**Input:**
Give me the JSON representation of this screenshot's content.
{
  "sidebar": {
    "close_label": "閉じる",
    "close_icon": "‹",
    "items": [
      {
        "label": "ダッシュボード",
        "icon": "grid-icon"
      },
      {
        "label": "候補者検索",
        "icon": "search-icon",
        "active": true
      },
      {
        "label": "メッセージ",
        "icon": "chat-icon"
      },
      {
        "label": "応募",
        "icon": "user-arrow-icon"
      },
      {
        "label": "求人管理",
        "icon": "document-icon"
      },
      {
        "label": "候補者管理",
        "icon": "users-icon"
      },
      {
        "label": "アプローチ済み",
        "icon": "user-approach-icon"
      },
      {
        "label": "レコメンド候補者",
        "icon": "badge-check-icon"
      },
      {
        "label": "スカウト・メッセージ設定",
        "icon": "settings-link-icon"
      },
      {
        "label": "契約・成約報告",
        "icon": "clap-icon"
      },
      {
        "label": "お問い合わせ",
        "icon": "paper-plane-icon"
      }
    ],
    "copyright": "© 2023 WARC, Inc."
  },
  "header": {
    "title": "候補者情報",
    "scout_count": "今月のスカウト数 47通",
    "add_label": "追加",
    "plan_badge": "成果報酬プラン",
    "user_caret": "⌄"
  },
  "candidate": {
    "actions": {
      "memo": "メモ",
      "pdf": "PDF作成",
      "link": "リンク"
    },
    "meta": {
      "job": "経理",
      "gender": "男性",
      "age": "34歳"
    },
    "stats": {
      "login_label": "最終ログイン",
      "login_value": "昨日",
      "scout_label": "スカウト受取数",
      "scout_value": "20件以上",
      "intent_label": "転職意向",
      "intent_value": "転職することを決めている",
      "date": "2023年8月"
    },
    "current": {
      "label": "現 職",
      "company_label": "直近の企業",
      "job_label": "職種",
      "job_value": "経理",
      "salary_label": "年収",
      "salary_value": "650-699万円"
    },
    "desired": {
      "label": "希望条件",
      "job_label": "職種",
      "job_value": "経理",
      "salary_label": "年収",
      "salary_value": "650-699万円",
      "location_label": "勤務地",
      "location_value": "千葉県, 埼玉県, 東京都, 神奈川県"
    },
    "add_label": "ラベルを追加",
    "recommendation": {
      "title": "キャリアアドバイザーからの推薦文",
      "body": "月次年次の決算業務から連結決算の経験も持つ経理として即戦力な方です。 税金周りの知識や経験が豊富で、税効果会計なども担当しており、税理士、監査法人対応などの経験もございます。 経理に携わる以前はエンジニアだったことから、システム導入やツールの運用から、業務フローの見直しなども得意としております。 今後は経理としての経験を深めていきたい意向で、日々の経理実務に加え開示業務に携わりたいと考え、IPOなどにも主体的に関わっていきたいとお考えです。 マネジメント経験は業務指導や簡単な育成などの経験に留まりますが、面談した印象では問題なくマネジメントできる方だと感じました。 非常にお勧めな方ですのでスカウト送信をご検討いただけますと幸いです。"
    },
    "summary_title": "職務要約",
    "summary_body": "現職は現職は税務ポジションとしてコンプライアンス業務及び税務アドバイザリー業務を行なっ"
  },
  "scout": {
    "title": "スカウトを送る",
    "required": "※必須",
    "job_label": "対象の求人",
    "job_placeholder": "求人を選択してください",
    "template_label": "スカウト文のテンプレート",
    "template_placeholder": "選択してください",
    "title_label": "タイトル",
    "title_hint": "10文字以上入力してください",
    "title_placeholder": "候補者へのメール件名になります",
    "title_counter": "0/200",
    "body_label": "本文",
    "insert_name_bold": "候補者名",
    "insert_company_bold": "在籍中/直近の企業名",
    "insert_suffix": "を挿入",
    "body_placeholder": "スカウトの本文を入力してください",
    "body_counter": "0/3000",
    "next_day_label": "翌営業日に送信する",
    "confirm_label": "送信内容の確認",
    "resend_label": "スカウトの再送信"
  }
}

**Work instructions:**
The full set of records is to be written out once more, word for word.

**Result of this exercise:**
Give me the JSON representation of this screenshot's content.
{
  "sidebar": {
    "close_label": "閉じる",
    "close_icon": "‹",
    "items": [
      {
        "label": "ダッシュボード",
        "icon": "grid-icon"
      },
      {
        "label": "候補者検索",
        "icon": "search-icon",
        "active": true
      },
      {
        "label": "メッセージ",
        "icon": "chat-icon"
      },
      {
        "label": "応募",
        "icon": "user-arrow-icon"
      },
      {
        "label": "求人管理",
        "icon": "document-icon"
      },
      {
        "label": "候補者管理",
        "icon": "users-icon"
      },
      {
        "label": "アプローチ済み",
        "icon": "user-approach-icon"
      },
      {
        "label": "レコメンド候補者",
        "icon": "badge-check-icon"
      },
      {
        "label": "スカウト・メッセージ設定",
        "icon": "settings-link-icon"
      },
      {
        "label": "契約・成約報告",
        "icon": "clap-icon"
      },
      {
        "label": "お問い合わせ",
        "icon": "paper-plane-icon"
      }
    ],
    "copyright": "© 2023 WARC, Inc."
  },
  "header": {
    "title": "候補者情報",
    "scout_count": "今月のスカウト数 47通",
    "add_label": "追加",
    "plan_badge": "成果報酬プラン",
    "user_caret": "⌄"
  },
  "candidate": {
    "actions": {
      "memo": "メモ",
      "pdf": "PDF作成",
      "link": "リンク"
    },
    "meta": {
      "job": "経理",
      "gender": "男性",
      "age": "34歳"
    },
    "stats": {
      "login_label": "最終ログイン",
      "login_value": "昨日",
      "scout_label": "スカウト受取数",
      "scout_value": "20件以上",
      "intent_label": "転職意向",
      "intent_value": "転職することを決めている",
      "date": "2023年8月"
    },
    "current": {
      "label": "現 職",
      "company_label": "直近の企業",
      "job_label": "職種",
      "job_value": "経理",
      "salary_label": "年収",
      "salary_value": "650-699万円"
    },
    "desired": {
      "label": "希望条件",
      "job_label": "職種",
      "job_value": "経理",
      "salary_label": "年収",
      "salary_value": "650-699万円",
      "location_label": "勤務地",
      "location_value": "千葉県, 埼玉県, 東京都, 神奈川県"
    },
    "add_label": "ラベルを追加",
    "recommendation": {
      "title": "キャリアアドバイザーからの推薦文",
      "body": "月次年次の決算業務から連結決算の経験も持つ経理として即戦力な方です。 税金周りの知識や経験が豊富で、税効果会計なども担当しており、税理士、監査法人対応などの経験もございます。 経理に携わる以前はエンジニアだったことから、システム導入やツールの運用から、業務フローの見直しなども得意としております。 今後は経理としての経験を深めていきたい意向で、日々の経理実務に加え開示業務に携わりたいと考え、IPOなどにも主体的に関わっていきたいとお考えです。 マネジメント経験は業務指導や簡単な育成などの経験に留まりますが、面談した印象では問題なくマネジメントできる方だと感じました。 非常にお勧めな方ですのでスカウト送信をご検討いただけますと幸いです。"
    },
    "summary_title": "職務要約",
    "summary_body": "現職は現職は税務ポジションとしてコンプライアンス業務及び税務アドバイザリー業務を行なっ"
  },
  "scout": {
    "title": "スカウトを送る",
    "required": "※必須",
    "job_label": "対象の求人",
    "job_placeholder": "求人を選択してください",
    "template_label": "スカウト文のテンプレート",
    "template_placeholder": "選択してください",
    "title_label": "タイトル",
    "title_hint": "10文字以上入力してください",
    "title_placeholder": "候補者へのメール件名になります",
    "title_counter": "0/200",
    "body_label": "本文",
    "insert_name_bold": "候補者名",
    "insert_company_bold": "在籍中/直近の企業名",
    "insert_suffix": "を挿入",
    "body_placeholder": "スカウトの本文を入力してください",
    "body_counter": "0/3000",
    "next_day_label": "翌営業日に送信する",
    "confirm_label": "送信内容の確認",
    "resend_label": "スカウトの再送信"
  }
}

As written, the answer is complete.